But while Raft of the Medusa is certainly an artistic masterpiece, it is not representative of Géricault’s entire oeuvre. In fact, when compared to his other works, it becomes clear that Géricault was an artist with many styles and techniques at his disposal.
One striking example is his series of portraits, which he painted throughout his career. Unlike Raft of the Medusa, these portraits are rendered in classical style with smooth brushwork and idealized features. His famous portrait The Charging Chasseur shows a proud soldier mounted on horseback, dressed in full regalia and capturing all the dignified glory associated with military service.
But there are other examples too – paintings such as The Wounded Cuirassier or Officer of the Imperial Guard with His Mount are equally brilliant but showcase different aspects of Géricault’s diverse skills as an artist.
Another contrasting example can be seen in his equestrian paintings – depictions like Epsom Derby: The Finish illustrate a mastery over depicting motion, speed and atmosphere relying more on loose brushstrokes and impressionistic imagery than realism or classical form.
This range demonstrates that Géricault wasn’t limited by technical ability or constrained by one style; instead he explored various mediums and themes within them all.
In conclusion, comparison between Théodore Géricault’s different works reveals how much diversity there exists across each piece from style to type. It highlights how talented he really was – able to master technique across multiple genres all while being able to create truly captivating pieces. While Raft of the Medusa might be his most critically acclaimed piece, it’s worth exploring his other works to really see the breadth and depth of Géricault’s artistic ability.
Table with useful data:
|Title:||The Raft of the Medusa|
|Medium:||Oil paint on canvas|
|Dimensions:||491 cm × 717 cm (193 in × 282 in)|
|Location:||Musée du Louvre, Paris|
Information from an expert:
As an expert on art history, I can confidently attest to the immense historical importance and artistic genius of Théodore Géricault’s “Raft of the Medusa.” The painting, which depicts the tragic scene of a group of shipwrecked sailors clinging to a makeshift raft in the middle of the ocean, is not only a masterful example of Romanticism in art but also a stirring commentary on political corruption and social injustice.

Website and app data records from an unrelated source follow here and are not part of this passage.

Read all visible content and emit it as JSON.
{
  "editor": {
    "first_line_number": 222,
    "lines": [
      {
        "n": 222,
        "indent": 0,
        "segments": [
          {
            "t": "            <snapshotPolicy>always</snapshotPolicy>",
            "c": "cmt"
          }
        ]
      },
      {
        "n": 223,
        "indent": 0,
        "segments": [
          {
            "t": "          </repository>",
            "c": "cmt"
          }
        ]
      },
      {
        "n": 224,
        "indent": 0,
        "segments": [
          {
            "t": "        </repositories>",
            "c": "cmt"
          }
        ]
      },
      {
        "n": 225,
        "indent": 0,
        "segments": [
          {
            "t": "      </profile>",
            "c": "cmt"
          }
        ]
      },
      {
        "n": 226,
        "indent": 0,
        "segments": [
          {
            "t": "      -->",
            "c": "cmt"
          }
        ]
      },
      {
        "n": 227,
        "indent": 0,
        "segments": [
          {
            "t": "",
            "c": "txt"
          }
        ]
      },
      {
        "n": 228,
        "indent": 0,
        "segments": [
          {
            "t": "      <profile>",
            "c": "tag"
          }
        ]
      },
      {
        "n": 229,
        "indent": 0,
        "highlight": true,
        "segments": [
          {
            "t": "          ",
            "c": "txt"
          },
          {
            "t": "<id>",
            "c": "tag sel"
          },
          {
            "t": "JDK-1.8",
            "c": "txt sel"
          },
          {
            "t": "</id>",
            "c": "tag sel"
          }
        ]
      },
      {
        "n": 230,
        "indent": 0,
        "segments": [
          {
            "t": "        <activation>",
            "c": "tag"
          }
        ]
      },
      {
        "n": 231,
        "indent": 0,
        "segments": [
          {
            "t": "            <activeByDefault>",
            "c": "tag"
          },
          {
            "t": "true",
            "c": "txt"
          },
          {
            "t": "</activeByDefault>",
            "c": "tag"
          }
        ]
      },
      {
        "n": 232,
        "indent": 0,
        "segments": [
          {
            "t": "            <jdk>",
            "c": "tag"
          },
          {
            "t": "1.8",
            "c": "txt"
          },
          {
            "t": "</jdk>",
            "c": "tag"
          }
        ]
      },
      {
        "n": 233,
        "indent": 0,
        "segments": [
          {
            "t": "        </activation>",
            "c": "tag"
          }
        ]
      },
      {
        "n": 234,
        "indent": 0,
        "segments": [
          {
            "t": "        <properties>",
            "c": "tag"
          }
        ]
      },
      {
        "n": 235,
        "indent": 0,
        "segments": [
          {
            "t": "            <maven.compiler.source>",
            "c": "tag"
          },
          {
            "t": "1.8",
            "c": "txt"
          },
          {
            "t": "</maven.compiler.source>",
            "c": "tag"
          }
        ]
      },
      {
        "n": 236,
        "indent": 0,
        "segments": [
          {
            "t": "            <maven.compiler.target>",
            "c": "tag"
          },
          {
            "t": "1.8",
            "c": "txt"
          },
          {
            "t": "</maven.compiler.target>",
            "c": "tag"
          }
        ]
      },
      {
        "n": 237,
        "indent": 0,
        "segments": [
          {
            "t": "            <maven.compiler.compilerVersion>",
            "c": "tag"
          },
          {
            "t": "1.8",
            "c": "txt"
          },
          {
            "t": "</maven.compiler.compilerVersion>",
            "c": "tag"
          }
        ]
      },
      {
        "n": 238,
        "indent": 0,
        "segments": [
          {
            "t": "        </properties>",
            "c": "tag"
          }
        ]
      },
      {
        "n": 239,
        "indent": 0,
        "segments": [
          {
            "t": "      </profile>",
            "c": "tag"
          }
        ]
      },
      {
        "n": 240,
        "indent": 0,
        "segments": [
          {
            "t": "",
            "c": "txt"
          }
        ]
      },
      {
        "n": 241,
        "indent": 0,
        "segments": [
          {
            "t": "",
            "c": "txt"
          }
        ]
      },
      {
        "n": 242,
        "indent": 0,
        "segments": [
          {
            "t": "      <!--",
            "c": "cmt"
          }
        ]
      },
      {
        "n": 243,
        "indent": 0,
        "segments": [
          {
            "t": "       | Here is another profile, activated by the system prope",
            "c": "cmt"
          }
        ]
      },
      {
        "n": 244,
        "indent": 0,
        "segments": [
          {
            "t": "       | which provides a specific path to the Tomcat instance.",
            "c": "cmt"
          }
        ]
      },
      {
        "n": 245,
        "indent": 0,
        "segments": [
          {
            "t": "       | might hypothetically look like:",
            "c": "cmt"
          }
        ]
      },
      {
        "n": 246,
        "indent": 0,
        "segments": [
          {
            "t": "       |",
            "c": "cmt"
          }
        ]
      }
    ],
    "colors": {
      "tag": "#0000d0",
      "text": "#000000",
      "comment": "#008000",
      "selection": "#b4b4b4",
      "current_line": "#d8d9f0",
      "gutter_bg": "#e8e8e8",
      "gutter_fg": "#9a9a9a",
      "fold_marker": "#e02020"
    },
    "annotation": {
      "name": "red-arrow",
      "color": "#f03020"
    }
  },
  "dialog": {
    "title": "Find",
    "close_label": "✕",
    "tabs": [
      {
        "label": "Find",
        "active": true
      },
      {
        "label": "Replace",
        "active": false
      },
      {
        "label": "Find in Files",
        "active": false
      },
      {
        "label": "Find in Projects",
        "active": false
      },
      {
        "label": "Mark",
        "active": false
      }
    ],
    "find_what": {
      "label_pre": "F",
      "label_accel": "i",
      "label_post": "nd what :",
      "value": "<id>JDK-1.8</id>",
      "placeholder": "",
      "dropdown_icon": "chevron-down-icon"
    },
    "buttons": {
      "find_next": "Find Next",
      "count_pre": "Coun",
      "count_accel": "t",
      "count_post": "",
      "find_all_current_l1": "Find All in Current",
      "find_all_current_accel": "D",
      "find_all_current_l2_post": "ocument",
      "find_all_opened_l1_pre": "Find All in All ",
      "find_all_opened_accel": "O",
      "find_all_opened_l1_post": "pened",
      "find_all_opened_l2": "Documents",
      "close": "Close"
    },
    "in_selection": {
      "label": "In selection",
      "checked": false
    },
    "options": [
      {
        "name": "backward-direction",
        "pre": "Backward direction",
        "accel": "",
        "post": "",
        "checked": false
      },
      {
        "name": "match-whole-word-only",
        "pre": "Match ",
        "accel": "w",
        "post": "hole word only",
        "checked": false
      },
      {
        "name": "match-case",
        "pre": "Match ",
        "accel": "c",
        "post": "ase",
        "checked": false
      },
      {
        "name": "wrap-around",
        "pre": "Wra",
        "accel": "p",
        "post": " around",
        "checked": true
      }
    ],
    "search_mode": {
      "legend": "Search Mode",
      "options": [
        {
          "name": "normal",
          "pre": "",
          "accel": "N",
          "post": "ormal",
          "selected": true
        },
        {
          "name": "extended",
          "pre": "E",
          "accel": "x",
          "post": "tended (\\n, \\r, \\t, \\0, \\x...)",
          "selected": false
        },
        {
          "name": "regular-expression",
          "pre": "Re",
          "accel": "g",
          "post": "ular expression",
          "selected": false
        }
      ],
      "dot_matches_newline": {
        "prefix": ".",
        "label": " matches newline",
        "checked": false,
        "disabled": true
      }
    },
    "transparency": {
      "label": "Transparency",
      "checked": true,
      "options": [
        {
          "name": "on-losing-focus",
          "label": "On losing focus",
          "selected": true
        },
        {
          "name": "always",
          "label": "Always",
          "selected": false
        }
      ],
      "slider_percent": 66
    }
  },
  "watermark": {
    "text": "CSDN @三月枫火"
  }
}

Géricault’s use of dramatic lighting and vivid colors creates a sense of urgency and desperation that is palpable even today, nearly two centuries after its creation. Truly, “The Raft of the Medusa” is an unforgettable masterpiece that continues to inspire and captivate audiences worldwide.
The inspiration behind Gericault’s painting “Raft of the Medusa” came from a real-life tragedy where a French naval ship, the Meduse, ran aground off the coast of Senegal and over 150 passengers were left to float on a makeshift raft in the middle of the ocean for weeks.